When her only boy first felt his throat crowd,
she thought of her father’s boyhood fever
which washed over his heart
like an ocean over sand. Sand: maybe a window
once, in a house the ocean also
claimed. Which is to say the body is for some
a kind of furniture: in hard times
hauled out to the yard
and split for kindling.
The color of her son’s hair: red, her father’s offering
at the pool of cells
once huddled in her abdomen.
And their skin: pale, pink at cheeks and temples,
a flush suggesting blood
was only visiting the body.
When the fever spread from throat to chest
to joints, crumpling
her child like rotted wood,

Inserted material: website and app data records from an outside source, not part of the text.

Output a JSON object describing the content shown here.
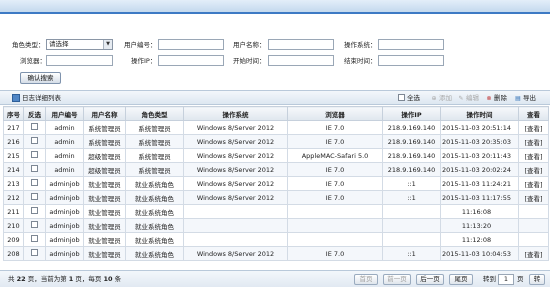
{
  "filter": {
    "role_type_label": "角色类型：",
    "role_type_value": "请选择",
    "user_id_label": "用户编号：",
    "user_name_label": "用户名称：",
    "os_label": "操作系统：",
    "browser_label": "浏览器：",
    "ip_label": "操作IP：",
    "start_time_label": "开始时间：",
    "end_time_label": "结束时间：",
    "search_button": "确认搜索"
  },
  "toolbar": {
    "title": "日志详细列表",
    "select_all": "全选",
    "add": "添加",
    "edit": "编辑",
    "delete": "删除",
    "export": "导出"
  },
  "columns": [
    "序号",
    "反选",
    "用户编号",
    "用户名称",
    "角色类型",
    "操作系统",
    "浏览器",
    "操作IP",
    "操作时间",
    "查看"
  ],
  "rows": [
    {
      "no": "217",
      "uid": "admin",
      "uname": "系统管理员",
      "role": "系统管理员",
      "os": "Windows 8/Server 2012",
      "browser": "IE 7.0",
      "ip": "218.9.169.140",
      "time": "2015-11-03 20:51:14",
      "view": "[查看]"
    },
    {
      "no": "216",
      "uid": "admin",
      "uname": "系统管理员",
      "role": "系统管理员",
      "os": "Windows 8/Server 2012",
      "browser": "IE 7.0",
      "ip": "218.9.169.140",
      "time": "2015-11-03 20:35:03",
      "view": "[查看]"
    },
    {
      "no": "215",
      "uid": "admin",
      "uname": "超级管理员",
      "role": "系统管理员",
      "os": "Windows 8/Server 2012",
      "browser": "AppleMAC-Safari 5.0",
      "ip": "218.9.169.140",
      "time": "2015-11-03 20:11:43",
      "view": "[查看]"
    },
    {
      "no": "214",
      "uid": "admin",
      "uname": "超级管理员",
      "role": "系统管理员",
      "os": "Windows 8/Server 2012",
      "browser": "IE 7.0",
      "ip": "218.9.169.140",
      "time": "2015-11-03 20:02:24",
      "view": "[查看]"
    },
    {
      "no": "213",
      "uid": "adminjob",
      "uname": "就业管理员",
      "role": "就业系统角色",
      "os": "Windows 8/Server 2012",
      "browser": "IE 7.0",
      "ip": "::1",
      "time": "2015-11-03 11:24:21",
      "view": "[查看]"
    },
    {
      "no": "212",
      "uid": "adminjob",
      "uname": "就业管理员",
      "role": "就业系统角色",
      "os": "Windows 8/Server 2012",
      "browser": "IE 7.0",
      "ip": "::1",
      "time": "2015-11-03 11:17:55",
      "view": "[查看]"
    },
    {
      "no": "211",
      "uid": "adminjob",
      "uname": "就业管理员",
      "role": "就业系统角色",
      "os": "",
      "browser": "",
      "ip": "",
      "time": "11:16:08",
      "view": ""
    },
    {
      "no": "210",
      "uid": "adminjob",
      "uname": "就业管理员",
      "role": "就业系统角色",
      "os": "",
      "browser": "",
      "ip": "",
      "time": "11:13:20",
      "view": ""
    },
    {
      "no": "209",
      "uid": "adminjob",
      "uname": "就业管理员",
      "role": "就业系统角色",
      "os": "",
      "browser": "",
      "ip": "",
      "time": "11:12:08",
      "view": ""
    },
    {
      "no": "208",
      "uid": "adminjob",
      "uname": "就业管理员",
      "role": "就业系统角色",
      "os": "Windows 8/Server 2012",
      "browser": "IE 7.0",
      "ip": "::1",
      "time": "2015-11-03 10:04:53",
      "view": "[查看]"
    }
  ],
  "pager": {
    "total_prefix": "共",
    "total_pages": "22",
    "total_mid": "页，当前为第",
    "current_page": "1",
    "per_page_mid": "页，每页",
    "per_page": "10",
    "per_page_suffix": "条",
    "first": "首页",
    "prev": "前一页",
    "next": "后一页",
    "last": "尾页",
    "goto_label": "转到",
    "goto_value": "1",
    "page_unit": "页",
    "go": "转"
  },
  "colors": {
    "accent": "#3d7ac4",
    "header_bg": "#dfe6ee",
    "row_alt": "#f4f7fb"
  }
}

she saw again her father close the bathroom door,
heard the water
soften what had gripped his heart.
How else explain the rhythm
of their home: irregular

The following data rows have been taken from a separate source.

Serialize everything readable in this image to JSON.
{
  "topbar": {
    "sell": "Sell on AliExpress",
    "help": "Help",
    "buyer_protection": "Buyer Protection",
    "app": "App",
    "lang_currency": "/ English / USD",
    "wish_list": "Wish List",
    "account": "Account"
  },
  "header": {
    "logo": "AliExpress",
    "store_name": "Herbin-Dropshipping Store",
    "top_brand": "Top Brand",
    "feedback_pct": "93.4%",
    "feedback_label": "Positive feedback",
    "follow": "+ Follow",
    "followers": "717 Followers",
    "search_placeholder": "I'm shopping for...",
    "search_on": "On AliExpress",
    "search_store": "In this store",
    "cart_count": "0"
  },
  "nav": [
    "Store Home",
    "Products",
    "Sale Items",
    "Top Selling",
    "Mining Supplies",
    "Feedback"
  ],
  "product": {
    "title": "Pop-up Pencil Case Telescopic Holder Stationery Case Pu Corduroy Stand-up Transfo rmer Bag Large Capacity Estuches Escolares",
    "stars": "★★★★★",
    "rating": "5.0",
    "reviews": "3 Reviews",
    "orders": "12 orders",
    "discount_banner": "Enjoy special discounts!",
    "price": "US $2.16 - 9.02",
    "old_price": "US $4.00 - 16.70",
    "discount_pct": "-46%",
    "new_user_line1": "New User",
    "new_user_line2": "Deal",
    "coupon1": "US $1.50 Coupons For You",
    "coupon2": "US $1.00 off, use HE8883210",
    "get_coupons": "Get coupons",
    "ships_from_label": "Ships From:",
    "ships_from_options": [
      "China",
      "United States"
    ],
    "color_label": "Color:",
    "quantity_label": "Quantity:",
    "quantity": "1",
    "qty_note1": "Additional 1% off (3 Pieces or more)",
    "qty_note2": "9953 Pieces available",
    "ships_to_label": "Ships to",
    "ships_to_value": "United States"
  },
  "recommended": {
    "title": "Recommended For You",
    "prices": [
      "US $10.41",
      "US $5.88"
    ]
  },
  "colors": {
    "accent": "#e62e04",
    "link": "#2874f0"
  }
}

and buzzing, like a strummed guitar,
the strings held down
with insufficient pressure.
Little clot of air
between rosewood and steel.
And here he was visiting
again just like she’d always wished,
sitting upright in her grown boy’s only body.
As if it were a chair. His chair—the one
he’d waited patiently for her to offer.